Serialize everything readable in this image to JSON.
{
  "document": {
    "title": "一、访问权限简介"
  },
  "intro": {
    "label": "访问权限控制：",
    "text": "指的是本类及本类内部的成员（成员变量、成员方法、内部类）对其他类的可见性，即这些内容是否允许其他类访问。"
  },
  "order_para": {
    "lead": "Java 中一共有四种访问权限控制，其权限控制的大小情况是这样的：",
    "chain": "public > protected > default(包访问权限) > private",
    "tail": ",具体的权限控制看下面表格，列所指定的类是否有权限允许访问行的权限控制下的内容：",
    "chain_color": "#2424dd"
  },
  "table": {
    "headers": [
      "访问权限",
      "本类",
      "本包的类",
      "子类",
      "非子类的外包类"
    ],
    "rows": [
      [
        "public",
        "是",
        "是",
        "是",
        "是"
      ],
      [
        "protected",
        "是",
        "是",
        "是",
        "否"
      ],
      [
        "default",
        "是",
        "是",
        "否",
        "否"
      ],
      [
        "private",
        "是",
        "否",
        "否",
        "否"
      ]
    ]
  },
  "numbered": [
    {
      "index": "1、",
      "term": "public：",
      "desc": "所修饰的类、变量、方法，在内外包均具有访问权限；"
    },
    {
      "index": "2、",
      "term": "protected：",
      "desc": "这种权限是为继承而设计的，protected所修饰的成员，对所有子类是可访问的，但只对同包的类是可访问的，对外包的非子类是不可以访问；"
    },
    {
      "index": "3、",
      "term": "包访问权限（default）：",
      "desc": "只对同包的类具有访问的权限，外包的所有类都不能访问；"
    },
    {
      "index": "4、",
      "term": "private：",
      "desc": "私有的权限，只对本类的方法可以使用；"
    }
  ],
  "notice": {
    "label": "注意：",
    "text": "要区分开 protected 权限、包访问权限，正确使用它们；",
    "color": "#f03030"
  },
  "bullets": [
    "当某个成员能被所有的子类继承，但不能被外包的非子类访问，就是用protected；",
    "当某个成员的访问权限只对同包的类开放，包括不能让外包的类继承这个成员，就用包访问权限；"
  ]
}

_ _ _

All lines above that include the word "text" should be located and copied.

    "text": "指的是本类及本类内部的成员（成员变量、成员方法、内部类）对其他类的可见性，即这些内容是否允许其他类访问。"
    "text": "要区分开 protected 权限、包访问权限，正确使用它们；",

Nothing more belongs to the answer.